Dear Type 1,
How to start.
You moved in with us six years ago, I’d like to note that you have not paid a single penny towards the mortgage or even the food bills. In fact you have overall drastically reduced the household income, thanks to you I walked away from my career and have carved a living out of odds and sods – meaning I can work from home whilst also being a full time nurse – to you.
I don’t like you.
Not one bit.
But what I would give to have you running riot through my blood sugars rather than my child’s.
She was only six when you moved in.
She is now twelve.
And it is harder.
Because she should be thinking about school, boys, posting stupid pictures on the internet.
And she does.
But she also dedicates at least a third of the day to you.
You, who have done nothing to deserve that amount of time from anyone in this house.
She thinks about her blood sugars before she eats (which as a 12 year old is a million times a day), she considers you before she launches on the trampoline, she worries about you when school trips are upcoming, she worries people won’t see her because your great ugly swede is in the way.
She thinks far too much about you, and in turn so do I.
But how can we not?
When you are handed a Type 1 Gremlin as a permanent lodger in your child’s body how can you divert your thoughts. Living by sugar levels is a normality one is forced to accept.
A friend of mine asks recently. how much you figure in our life.
My first reaction was to say very little.
Which, is probably horse shit.
The days have gone where we give you attention, but your presence cannot be ignored. You leave a mark on our home like the specks of blood you leave nightly on the bed sheets. Life runs around you.
This week we have inserted four cannulas to feed you your insulin, we have corrected your tempers with four needle injections. I have tested your levels every night, twice a night – because sleep is something you like to ignore. We have written letters to school about you, packed medical supplies a hospital ward would be proud of, to keep her safe at school.
I’ve read two articles about kids you have killed – no nice way of writing that. But it is your ultimate aim – thank christ for medical evolution. I’ve read about Brexit fears on insulin supplies, I’ve looked at the depression rates linked to children with diabetes. I’ve spoken to other families who are fighting for their kids to have the right to test their blood sugar in the classroom, others who can’t access decent diabetic kit, purely because of their postcode.
Then closer to home, we have cried about you, because at any age, no one wants to be diabetic. But for the kids – it is especially hard.
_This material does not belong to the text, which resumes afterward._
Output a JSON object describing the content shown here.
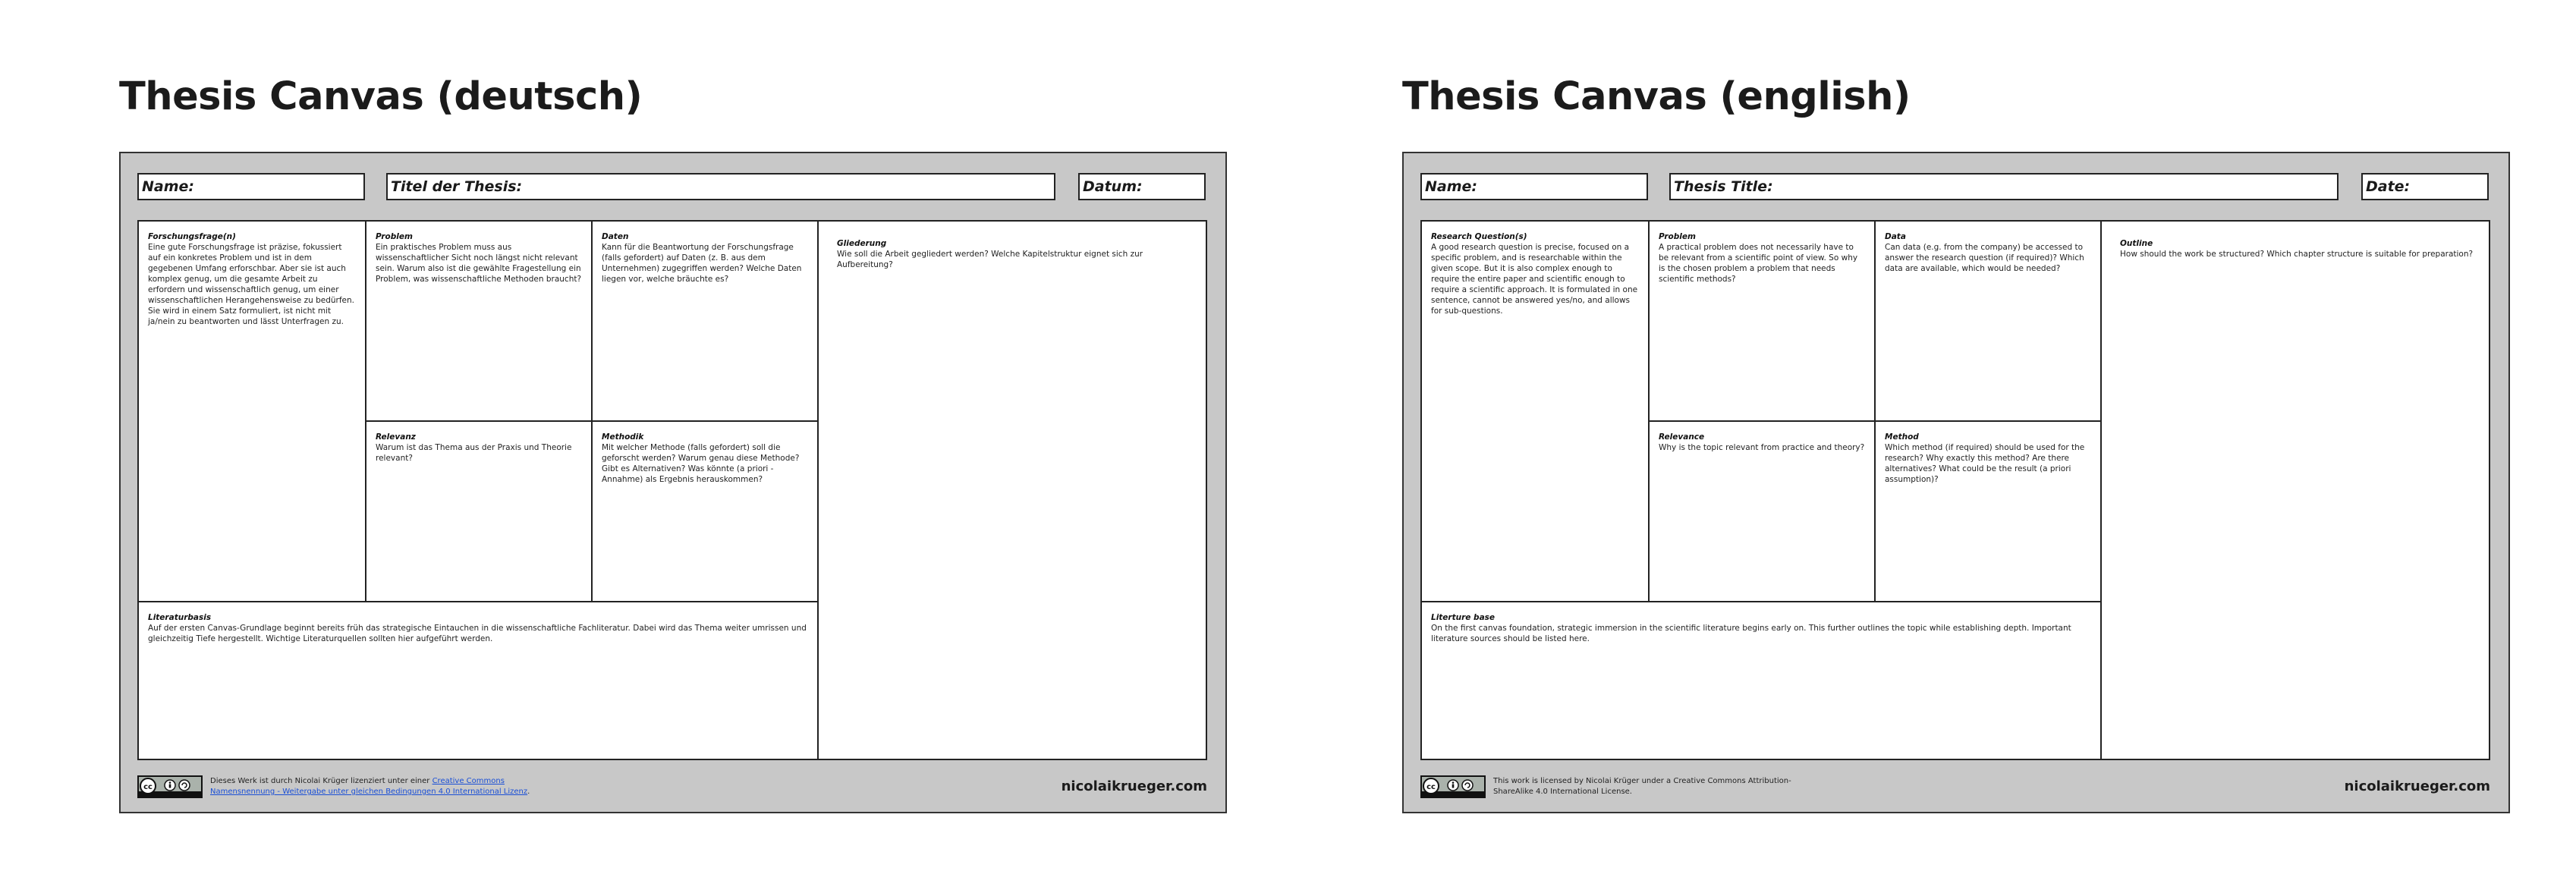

When all they want is normality, you, you little fucker exists to make them stand out from the crowd.
We have counted carbs in every meal, and have had at least fourteen episodes of hypoglycemia, one of them worryingly low, where my finger hovered over call with 999 punched in.
We have tried out new exercise regimes and one of us sat up with you all night recording how it impacted blood sugar levels so we know for next time.
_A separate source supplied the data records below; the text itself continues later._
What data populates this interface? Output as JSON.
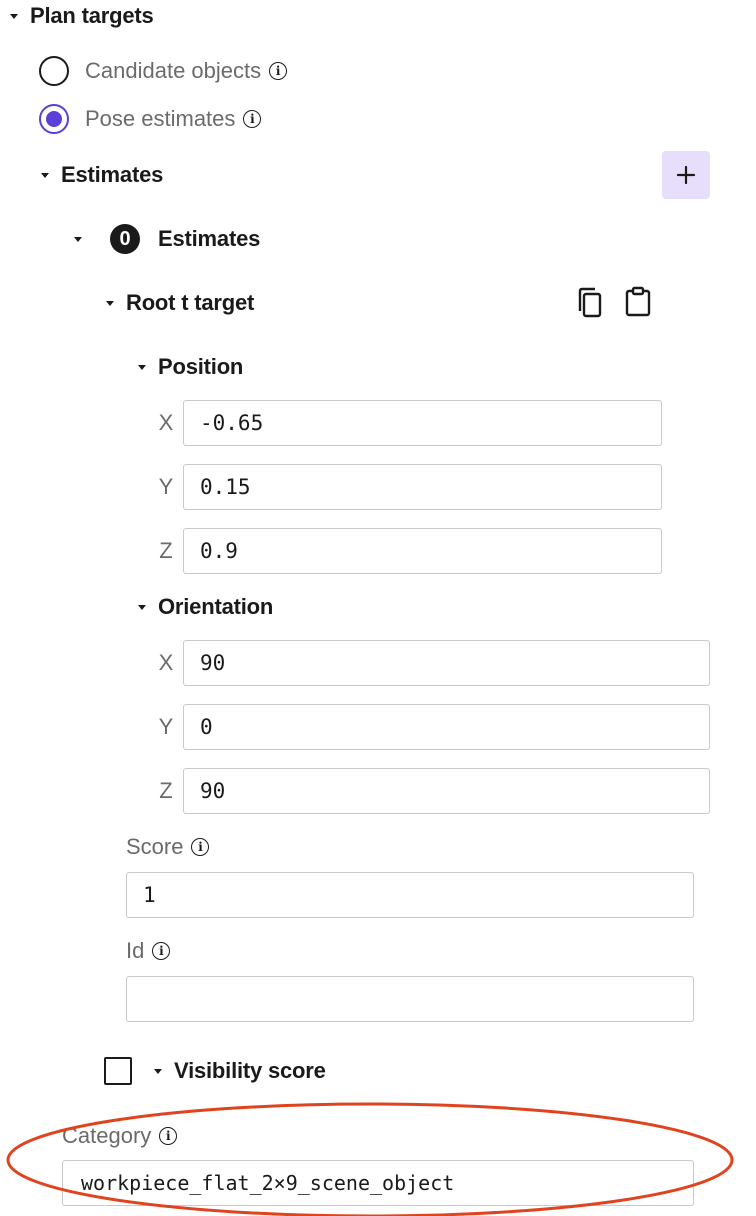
{
  "plan_targets": {
    "title": "Plan targets",
    "options": [
      {
        "label": "Candidate objects",
        "selected": false
      },
      {
        "label": "Pose estimates",
        "selected": true
      }
    ]
  },
  "estimates": {
    "title": "Estimates",
    "add_icon": "plus-icon",
    "item": {
      "index_badge": "0",
      "title": "Estimates",
      "root_target": {
        "title": "Root t target",
        "copy_icon": "copy-icon",
        "paste_icon": "clipboard-icon",
        "position": {
          "title": "Position",
          "x_label": "X",
          "x": "-0.65",
          "y_label": "Y",
          "y": "0.15",
          "z_label": "Z",
          "z": "0.9"
        },
        "orientation": {
          "title": "Orientation",
          "x_label": "X",
          "x": "90",
          "y_label": "Y",
          "y": "0",
          "z_label": "Z",
          "z": "90"
        }
      },
      "score": {
        "label": "Score",
        "value": "1"
      },
      "id": {
        "label": "Id",
        "value": ""
      },
      "visibility_score": {
        "label": "Visibility score",
        "enabled": false
      }
    }
  },
  "category": {
    "label": "Category",
    "value": "workpiece_flat_2×9_scene_object"
  },
  "colors": {
    "accent": "#5b3fd9",
    "accent_bg": "#e6defa",
    "annotation": "#e0441f"
  }
}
She has tested for your levels at least 50 times in one week, 50 more drops of blood you have taken from my kid.
What do you give us in return?
Honestly, the only benefit you have given to our world is avoiding queues at Theme Parks.
I’d love to queue two hours to ride The Wicker Man at Alton Towers if that was the trade for life without you.
I’d do it bloody daily.
The purpose for this mini rant?
I just needed to remind you that although I accept you are here to stay, I don’t need you to think I like it. And in writing to you, I hope between the lines others realise what an exceptional being my daughter is, sharing her life with you.
I hope people realise that having a Type 1 lodger is not living with a manageable condition. It is more akin to living with an unpredictable, relentless, insomniac who has no respect for the rules. I hope some one is incensed somewhere about the lack of support for schools, the postcode lottery that exists for medical supplies and the exhaustion that comes with this condition.
I hope when people see my daughter, they can see past your shadow. Whilst still acknowledging what she does every day is far more than any child should be expected to cope with.
You took away my daughter’s pancreas and installed in her a warrior type mentality.
You took away my right to a full nights sleep and instead gave me my own soap box to use to try and educate the masses.
You may have messed with the wrong family.
on behalf of my incredible Type 1 warrior.